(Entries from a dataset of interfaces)
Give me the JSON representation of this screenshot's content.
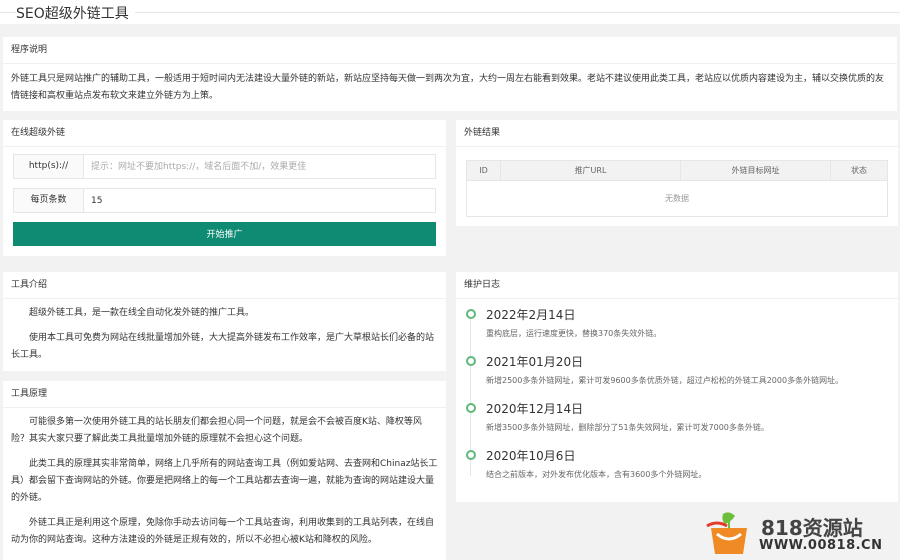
{
  "page_title": "SEO超级外链工具",
  "intro": {
    "title": "程序说明",
    "text": "外链工具只是网站推广的辅助工具，一般适用于短时间内无法建设大量外链的新站，新站应坚持每天做一到两次为宜，大约一周左右能看到效果。老站不建议使用此类工具，老站应以优质内容建设为主，辅以交换优质的友情链接和高权重站点发布软文来建立外链方为上策。"
  },
  "online": {
    "title": "在线超级外链",
    "url_label": "http(s)://",
    "url_placeholder": "提示：网址不要加https://，域名后面不加/，效果更佳",
    "count_label": "每页条数",
    "count_value": "15",
    "submit_label": "开始推广"
  },
  "result": {
    "title": "外链结果",
    "columns": [
      "ID",
      "推广URL",
      "外链目标网址",
      "状态"
    ],
    "empty_text": "无数据"
  },
  "about": {
    "title": "工具介绍",
    "p1": "超级外链工具，是一款在线全自动化发外链的推广工具。",
    "p2": "使用本工具可免费为网站在线批量增加外链，大大提高外链发布工作效率，是广大草根站长们必备的站长工具。"
  },
  "principle": {
    "title": "工具原理",
    "p1": "可能很多第一次使用外链工具的站长朋友们都会担心同一个问题，就是会不会被百度K站、降权等风险？其实大家只要了解此类工具批量增加外链的原理就不会担心这个问题。",
    "p2": "此类工具的原理其实非常简单，网络上几乎所有的网站查询工具（例如爱站网、去查网和Chinaz站长工具）都会留下查询网站的外链。你要是把网络上的每一个工具站都去查询一遍，就能为查询的网站建设大量的外链。",
    "p3": "外链工具正是利用这个原理，免除你手动去访问每一个工具站查询，利用收集到的工具站列表，在线自动为你的网站查询。这种方法建设的外链是正规有效的，所以不必担心被K站和降权的风险。"
  },
  "changelog": {
    "title": "维护日志",
    "items": [
      {
        "date": "2022年2月14日",
        "desc": "重构底层，运行速度更快，替换370条失效外链。"
      },
      {
        "date": "2021年01月20日",
        "desc": "新增2500多条外链网址，累计可发9600多条优质外链，超过卢松松的外链工具2000多条外链网址。"
      },
      {
        "date": "2020年12月14日",
        "desc": "新增3500多条外链网址，删除部分了51条失效网址，累计可发7000多条外链。"
      },
      {
        "date": "2020年10月6日",
        "desc": "结合之前版本，对外发布优化版本，含有3600多个外链网址。"
      }
    ]
  },
  "watermark": {
    "name": "818资源站",
    "url": "WWW.00818.CN"
  }
}
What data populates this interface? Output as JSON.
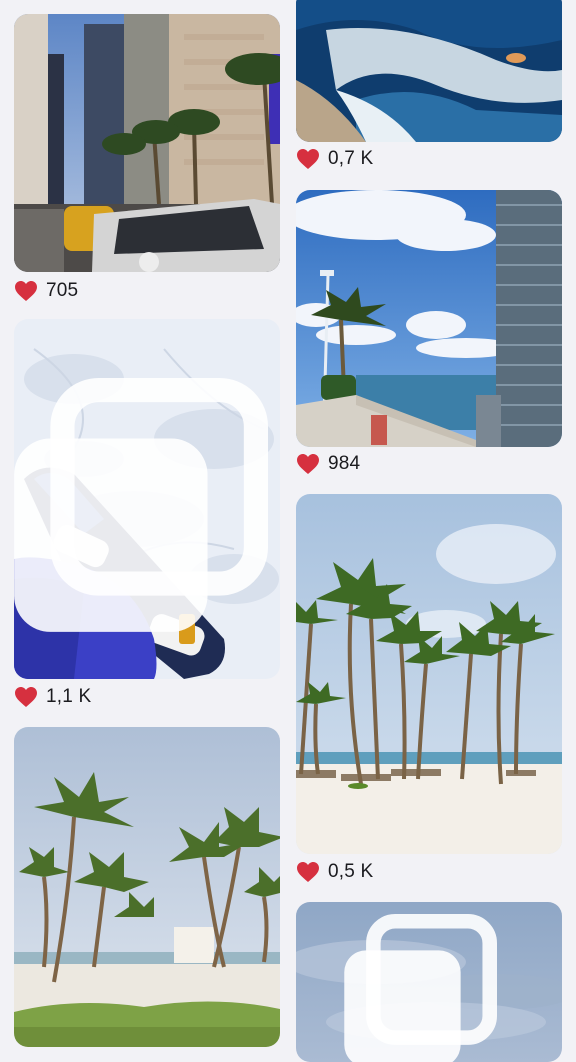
{
  "colors": {
    "heart": "#d6303f",
    "background": "#f2f2f6",
    "text": "#1b1b1f"
  },
  "icons": {
    "like": "heart-icon",
    "multi": "multi-photo-icon"
  },
  "feed": {
    "left": [
      {
        "name": "city-street-photo",
        "likes": "705"
      },
      {
        "name": "snowboard-photo",
        "likes": "1,1 K",
        "multi": true
      },
      {
        "name": "palm-resort-photo",
        "likes": ""
      }
    ],
    "right": [
      {
        "name": "ocean-waves-photo",
        "likes": "0,7 K"
      },
      {
        "name": "waterfront-tower-photo",
        "likes": "984"
      },
      {
        "name": "palm-beach-photo",
        "likes": "0,5 K"
      },
      {
        "name": "sky-clouds-photo",
        "likes": "",
        "multi": true
      }
    ]
  }
}
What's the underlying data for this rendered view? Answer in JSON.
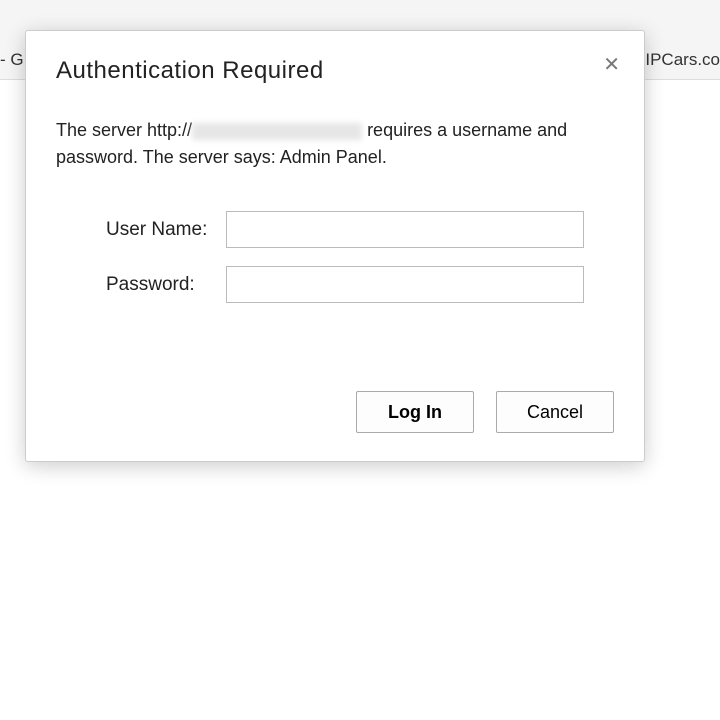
{
  "toolbar": {
    "left_fragment": "- G",
    "right_fragment": "IPCars.co"
  },
  "dialog": {
    "title": "Authentication Required",
    "message_prefix": "The server http://",
    "message_suffix": " requires a username and password. The server says: Admin Panel.",
    "username_label": "User Name:",
    "password_label": "Password:",
    "login_label": "Log In",
    "cancel_label": "Cancel",
    "close_symbol": "✕"
  }
}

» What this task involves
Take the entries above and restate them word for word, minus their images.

» Exercise response
Give me the JSON representation of this screenshot's content.
{
  "page_title": "SEO超级外链工具",
  "intro": {
    "title": "程序说明",
    "text": "外链工具只是网站推广的辅助工具，一般适用于短时间内无法建设大量外链的新站，新站应坚持每天做一到两次为宜，大约一周左右能看到效果。老站不建议使用此类工具，老站应以优质内容建设为主，辅以交换优质的友情链接和高权重站点发布软文来建立外链方为上策。"
  },
  "online": {
    "title": "在线超级外链",
    "url_label": "http(s)://",
    "url_placeholder": "提示：网址不要加https://，域名后面不加/，效果更佳",
    "count_label": "每页条数",
    "count_value": "15",
    "submit_label": "开始推广"
  },
  "result": {
    "title": "外链结果",
    "columns": [
      "ID",
      "推广URL",
      "外链目标网址",
      "状态"
    ],
    "empty_text": "无数据"
  },
  "about": {
    "title": "工具介绍",
    "p1": "超级外链工具，是一款在线全自动化发外链的推广工具。",
    "p2": "使用本工具可免费为网站在线批量增加外链，大大提高外链发布工作效率，是广大草根站长们必备的站长工具。"
  },
  "principle": {
    "title": "工具原理",
    "p1": "可能很多第一次使用外链工具的站长朋友们都会担心同一个问题，就是会不会被百度K站、降权等风险？其实大家只要了解此类工具批量增加外链的原理就不会担心这个问题。",
    "p2": "此类工具的原理其实非常简单，网络上几乎所有的网站查询工具（例如爱站网、去查网和Chinaz站长工具）都会留下查询网站的外链。你要是把网络上的每一个工具站都去查询一遍，就能为查询的网站建设大量的外链。",
    "p3": "外链工具正是利用这个原理，免除你手动去访问每一个工具站查询，利用收集到的工具站列表，在线自动为你的网站查询。这种方法建设的外链是正规有效的，所以不必担心被K站和降权的风险。"
  },
  "changelog": {
    "title": "维护日志",
    "items": [
      {
        "date": "2022年2月14日",
        "desc": "重构底层，运行速度更快，替换370条失效外链。"
      },
      {
        "date": "2021年01月20日",
        "desc": "新增2500多条外链网址，累计可发9600多条优质外链，超过卢松松的外链工具2000多条外链网址。"
      },
      {
        "date": "2020年12月14日",
        "desc": "新增3500多条外链网址，删除部分了51条失效网址，累计可发7000多条外链。"
      },
      {
        "date": "2020年10月6日",
        "desc": "结合之前版本，对外发布优化版本，含有3600多个外链网址。"
      }
    ]
  },
  "watermark": {
    "name": "818资源站",
    "url": "WWW.00818.CN"
  }
}
What data populates this interface? Output as JSON.
{
  "colors": {
    "heart": "#d6303f",
    "background": "#f2f2f6",
    "text": "#1b1b1f"
  },
  "icons": {
    "like": "heart-icon",
    "multi": "multi-photo-icon"
  },
  "feed": {
    "left": [
      {
        "name": "city-street-photo",
        "likes": "705"
      },
      {
        "name": "snowboard-photo",
        "likes": "1,1 K",
        "multi": true
      },
      {
        "name": "palm-resort-photo",
        "likes": ""
      }
    ],
    "right": [
      {
        "name": "ocean-waves-photo",
        "likes": "0,7 K"
      },
      {
        "name": "waterfront-tower-photo",
        "likes": "984"
      },
      {
        "name": "palm-beach-photo",
        "likes": "0,5 K"
      },
      {
        "name": "sky-clouds-photo",
        "likes": "",
        "multi": true
      }
    ]
  }
}
What's the underlying data for this rendered view? Answer in JSON.
{
  "toolbar": {
    "left_fragment": "- G",
    "right_fragment": "IPCars.co"
  },
  "dialog": {
    "title": "Authentication Required",
    "message_prefix": "The server http://",
    "message_suffix": " requires a username and password. The server says: Admin Panel.",
    "username_label": "User Name:",
    "password_label": "Password:",
    "login_label": "Log In",
    "cancel_label": "Cancel",
    "close_symbol": "✕"
  }
}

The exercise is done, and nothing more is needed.